The most persuasive part of his pitch was not just his desire to take the fight to the SNP, which was a given for both candidates, but the big difference between his approach and that of his rival Michelle Ballantyne was his insistence that 15 months from an election was no time for an overhaul of the party’s internal structures, which she was promising. The prospect of the party spending time on reorganising local associations and setting up consultation groups certainly persuaded me to back him.
Avoiding internal upheaval? Well that worked well.
Anyone who has ever stood in for the boss and then gets the job for real knows it’s very different when you know the buck stops with you and everyone is waiting for you to give them their marching orders and is judging you when you do.
But on as public a platform as political leadership, especially at a time of national crisis, there is no hiding place and the polls, which have shown the SNP growing stronger despite a weak record on their biggest commitments, have not lied.
But despite growing unease in the ranks about his style and direction, few in Scotland saw yesterday’s resignation coming.
First Minister’s Questions and the usual follow-up press release with extensive quotes from the leader suggested it was just another Thursday. Then at five to five it was, as Jackson’s generation will remember, Crackerjack as the announcement of his resignation hit media in-boxes.
I say a few because clearly some senior figures in the party must have known, but it was certainly news to the vast majority of members, including MSPs, but so instant was the speculation about Douglas Ross MP’s candidacy and likely route back to Holyrood that communications ducks looked very much like they had been put in a row.

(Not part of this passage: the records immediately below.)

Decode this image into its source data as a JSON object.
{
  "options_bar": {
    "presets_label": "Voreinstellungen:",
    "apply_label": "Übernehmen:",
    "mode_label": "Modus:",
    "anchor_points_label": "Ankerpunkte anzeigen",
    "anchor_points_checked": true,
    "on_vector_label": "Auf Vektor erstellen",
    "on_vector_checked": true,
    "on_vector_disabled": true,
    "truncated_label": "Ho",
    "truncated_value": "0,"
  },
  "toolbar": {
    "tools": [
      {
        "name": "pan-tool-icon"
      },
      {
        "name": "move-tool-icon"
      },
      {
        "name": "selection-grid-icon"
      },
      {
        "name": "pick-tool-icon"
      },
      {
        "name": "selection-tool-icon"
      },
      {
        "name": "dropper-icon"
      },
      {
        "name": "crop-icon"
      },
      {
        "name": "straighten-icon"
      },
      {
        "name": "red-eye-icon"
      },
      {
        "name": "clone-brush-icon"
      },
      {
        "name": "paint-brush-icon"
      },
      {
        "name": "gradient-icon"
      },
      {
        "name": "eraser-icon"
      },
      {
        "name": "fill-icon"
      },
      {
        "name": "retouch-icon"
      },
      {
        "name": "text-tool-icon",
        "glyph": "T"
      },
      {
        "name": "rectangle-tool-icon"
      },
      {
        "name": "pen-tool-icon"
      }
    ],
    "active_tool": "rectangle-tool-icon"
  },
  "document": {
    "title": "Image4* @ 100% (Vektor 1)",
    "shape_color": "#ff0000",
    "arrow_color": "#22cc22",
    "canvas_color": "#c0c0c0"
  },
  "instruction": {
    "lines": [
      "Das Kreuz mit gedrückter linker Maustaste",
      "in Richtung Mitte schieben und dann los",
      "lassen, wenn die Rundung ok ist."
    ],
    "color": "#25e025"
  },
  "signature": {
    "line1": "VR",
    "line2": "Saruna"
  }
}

The question is by whom. Speculation is rife that patience in London had finally run out and the Prime Ministerial visit last week was an opportunity to put the Scottish operation under the microscope and it looks very like Jackson was left with the metaphorical bottle of whisky and revolver.
Being in opposition at a time of a once-in-a-hundred years’ crisis was never going to be easy, especially one made for Nicola Sturgeon’s brand of stern caution, and while there was much criticism about cutting the First Minister too much slack, it’s by no means certain that a different leader would have fared much better.
A good government need a strong opposition and never more so now, so how can that be delivered when the frontrunner isn’t even in the Scottish Parliament? Speculation last night is that Ruth Davidson will come back as an interim leader, not least because of reports she has been consulted by Number 10 in recent weeks along with a briefing from the Scottish party director Lord Macinnes.
It certainly makes sense to have a proven performer who knows the leadership ropes, but having stepped back for personal reasons it would be almost as big a decision to step back in, even on a time-limited basis. The next question is whether Scottish Labour has the guts to do the same thing. If Jackson didn’t cut it, where does that leave Richard Leonard?